The reaction to the FIA’s press release today highlights the danger of rushing to digital print:
The WMSC approved the introduction of a new specification engine from 2013, underlining the FIA’s commitment to improving sustainability and addressing the needs of the automotive industry.
Following dialogue with the engine manufacturers and experts in this field, the power units will be four cylinders, 1.6 litre with high pressure gasoline injection up to 500 bar with a maximum of 12,000 rpm.
Many people have alighted on the magic number ‘500 bar’ and rushed to announce that turbo engines will return to F1 with, like, ker-ay-zee boost pressures. Sorry, but that’s not what the sentence says. Look again: high pressure gasoline injection up to 500 bar. That’s not the same as turbocharging.
The introduction of high-pressure common rail fuel injection on diesel cars in recent years has yielded huge improvements in performance, refinement and efficiency. Most road car diesels now run around 1000 bar of injection pressure, but their petrol equivalents are lagging – 200 bar is about as high as it goes at present.
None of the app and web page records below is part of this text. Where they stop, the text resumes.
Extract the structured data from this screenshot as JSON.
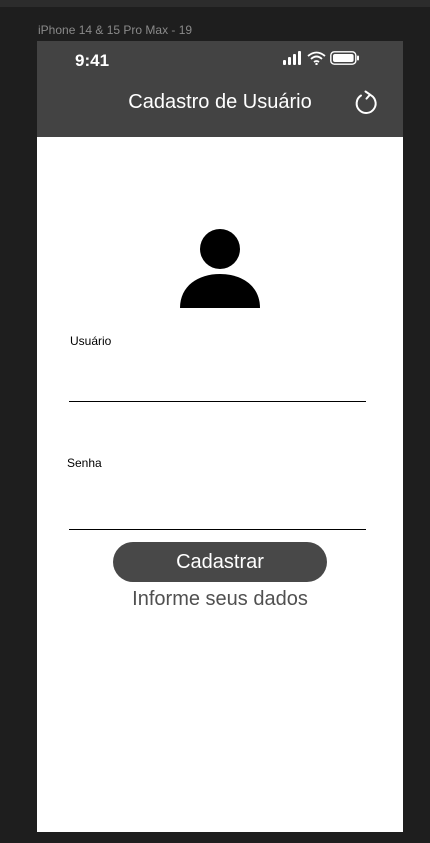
{
  "canvas": {
    "frame_label": "iPhone 14 & 15 Pro Max - 19"
  },
  "status_bar": {
    "time": "9:41",
    "icons": [
      "signal-icon",
      "wifi-icon",
      "battery-icon"
    ]
  },
  "header": {
    "title": "Cadastro de Usuário",
    "action_icon": "refresh-icon"
  },
  "form": {
    "avatar_icon": "user-icon",
    "username_label": "Usuário",
    "username_value": "",
    "password_label": "Senha",
    "password_value": "",
    "submit_label": "Cadastrar",
    "hint": "Informe seus dados"
  },
  "colors": {
    "header_bg": "#434343",
    "button_bg": "#484848",
    "canvas_bg": "#1e1e1e"
  }
}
Using Formula 1 as a laboratory for performance and efficiency development makes sense on a number of levels. The sport has to be more relevant to the public at large. It also needs to attract investment from the automotive industry rather than hoping for a financial white knight to charge in from the ether to replace the departed tobacco money and the departing bank money.
Leading research into high-pressure gasoline injection systems could engage not only the established automotive industry, but also the breakthrough car makers in the far east. Turbocharging? It’s been done, luv…
Turbos will be part of the package, but my snouts suggest that the boost pressure will be more modest – in the region of 1.5 bar or lower, around where they were capped last time around. Longevity is more important than before, now that drivers face greater limits on the number of engines they can use over the course of the season.